For quite some time we’ve seen science reports on the impact of junk food on human health. Similarly, we’ve seen lots of papers on the impacts of poor sleep on humans. These two vital needs extend far beyond us humans. A recent study on the impacts of junk food on sleep is raising some big questions for some scientists studying free-roaming bears and is giving us another reminder on why we must be careful with how we discard our waste. What does junk food do to bears?
A recently published study is providing more evidence that junk food and a lack of sleep could make things pretty grizzly! Well, Grizzly’s not accurate, after all this is a story about black bears. A team of scientists just studied the diets of 30 female bears roaming free in Colorado and observed the impacts of junk food on their sleep, and ultimately, overall health.
They said these bears’ diets comprised of up to 30% processed food, primarily from poorly managed trash areas basically. Much like humans, bears too can be impacted by junk food. In this case, these bears were seen hibernating for shorter periods of time. Previous studies about hibernation on mammals show that these seasonal metabolic slowdowns delay the process of aging.
So, to study their aging, scientists then tested at them at the cellular level. While there are a myriad of factors involved in aging, one way to see it in action is through the loss of telomeres, the cellular end caps to our DNA. Over time DNA replication causes these telomeres to fall off until they’re unraveled and the cell is dead. The bears that hibernated for shorter periods of time had telomeres that shortened more quickly than other bears.
This finding is not definitive proof that lack of sleep impacts them at the cellular level. More testing is needed to see if any other variables are involved, but it’s certainly suggestive and requires more long term studies. Other scientists have looked over these findings and agree that after more testing we would be able to narrow down the variables and better know exactly how this relationship between lack of sleep to aging in bears works. They also agree this study is a great start to working towards the answers.
Regardless, this is a good reminder to us humans that our wastes must be taken seriously because of the immediate and scientifically observable impacts they have on the world around us. Our food waste is an especially big issue considering our continually growing population. More people simply means there will be more waste, so finding a solution here is quite vital. Each year we produce about 2 billion tons of wasted food. That is enough to cover the city of Richmond in a three story high pile of discarded food.

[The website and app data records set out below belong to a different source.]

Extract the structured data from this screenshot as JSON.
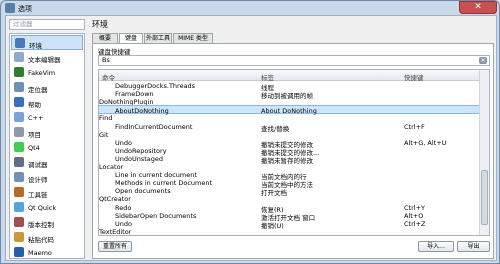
{
  "window": {
    "title": "选项",
    "close_label": "✕"
  },
  "sidebar": {
    "filter_placeholder": "过滤器",
    "items": [
      {
        "label": "环境",
        "icon": "desktop-icon",
        "color": "#4a78b8",
        "selected": true
      },
      {
        "label": "文本编辑器",
        "icon": "text-editor-icon",
        "color": "#8fa9c8"
      },
      {
        "label": "FakeVim",
        "icon": "fakevim-icon",
        "color": "#2f7d32"
      },
      {
        "label": "定位器",
        "icon": "locator-icon",
        "color": "#6f8fb3"
      },
      {
        "label": "帮助",
        "icon": "help-icon",
        "color": "#3b6fbf"
      },
      {
        "label": "C++",
        "icon": "cpp-icon",
        "color": "#7aa2d8"
      },
      {
        "label": "项目",
        "icon": "project-icon",
        "color": "#909aa6"
      },
      {
        "label": "Qt4",
        "icon": "qt4-icon",
        "color": "#41cd52"
      },
      {
        "label": "调试器",
        "icon": "debugger-icon",
        "color": "#5d6e86"
      },
      {
        "label": "设计师",
        "icon": "designer-icon",
        "color": "#7590b5"
      },
      {
        "label": "工具链",
        "icon": "toolchain-icon",
        "color": "#b56b2a"
      },
      {
        "label": "Qt Quick",
        "icon": "qtquick-icon",
        "color": "#52a6d8"
      },
      {
        "label": "版本控制",
        "icon": "version-control-icon",
        "color": "#a05050"
      },
      {
        "label": "粘贴代码",
        "icon": "paste-code-icon",
        "color": "#c79a36"
      },
      {
        "label": "Maemo",
        "icon": "maemo-icon",
        "color": "#2a5fa8"
      }
    ]
  },
  "page": {
    "title": "环境"
  },
  "tabs": [
    {
      "label": "概要",
      "active": false
    },
    {
      "label": "键盘",
      "active": true
    },
    {
      "label": "外部工具",
      "active": false
    },
    {
      "label": "MIME 类型",
      "active": false
    }
  ],
  "shortcuts": {
    "group_label": "键盘快捷键",
    "search_value": "Bs",
    "clear_label": "✕",
    "headers": {
      "command": "命令",
      "label": "标签",
      "shortcut": "快捷键"
    },
    "rows": [
      {
        "type": "item",
        "command": "DebuggerDocks.Threads",
        "label": "线程",
        "shortcut": ""
      },
      {
        "type": "item",
        "command": "FrameDown",
        "label": "移动到被调用的帧",
        "shortcut": ""
      },
      {
        "type": "group",
        "command": "DoNothingPlugin",
        "label": "",
        "shortcut": ""
      },
      {
        "type": "item",
        "command": "AboutDoNothing",
        "label": "About DoNothing",
        "shortcut": "",
        "selected": true
      },
      {
        "type": "group",
        "command": "Find",
        "label": "",
        "shortcut": ""
      },
      {
        "type": "item",
        "command": "FindInCurrentDocument",
        "label": "查找/替换",
        "shortcut": "Ctrl+F"
      },
      {
        "type": "group",
        "command": "Git",
        "label": "",
        "shortcut": ""
      },
      {
        "type": "item",
        "command": "Undo",
        "label": "撤销未提交的修改",
        "shortcut": "Alt+G, Alt+U"
      },
      {
        "type": "item",
        "command": "UndoRepository",
        "label": "撤销未提交的修改...",
        "shortcut": ""
      },
      {
        "type": "item",
        "command": "UndoUnstaged",
        "label": "撤销未暂存的修改",
        "shortcut": ""
      },
      {
        "type": "group",
        "command": "Locator",
        "label": "",
        "shortcut": ""
      },
      {
        "type": "item",
        "command": "Line in current document",
        "label": "当前文档内的行",
        "shortcut": ""
      },
      {
        "type": "item",
        "command": "Methods in current Document",
        "label": "当前文档中的方法",
        "shortcut": ""
      },
      {
        "type": "item",
        "command": "Open documents",
        "label": "打开文档",
        "shortcut": ""
      },
      {
        "type": "group",
        "command": "QtCreator",
        "label": "",
        "shortcut": ""
      },
      {
        "type": "item",
        "command": "Redo",
        "label": "恢复(R)",
        "shortcut": "Ctrl+Y"
      },
      {
        "type": "item",
        "command": "SidebarOpen Documents",
        "label": "激活打开文档 窗口",
        "shortcut": "Alt+O"
      },
      {
        "type": "item",
        "command": "Undo",
        "label": "撤销(U)",
        "shortcut": "Ctrl+Z"
      },
      {
        "type": "group",
        "command": "TextEditor",
        "label": "",
        "shortcut": ""
      }
    ]
  },
  "buttons": {
    "reset_all": "重置所有",
    "import": "导入...",
    "export": "导出"
  }
}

This story really rings true for us Virginians as well. One of the coolest parts of our state is our amazing black bear population. These beautiful animals can be found basically all over the state and often share living spaces with us humans. Our diet’s impact on the other animals by way of our trash is something that we can address. The Virginia Department of Game and Inland fisheries has a great resource for folks who live near black bear populated areas. Using proper food storage methods at parks and making sure your home food wastes are properly secured for your environment are simple ways to personally make sure your output is taken care of. Beyond that finding ways to reduce over all trash output for your home and your community are also great steps in moving towards a cleaner future for our relationship to the world around us.
For now, more research will continue on this intriguing chain of events from junk food to lack of sleep to aging. Looks like mom was right all along though, too much junk food and not enough sleep, could make things pretty un-bear-able.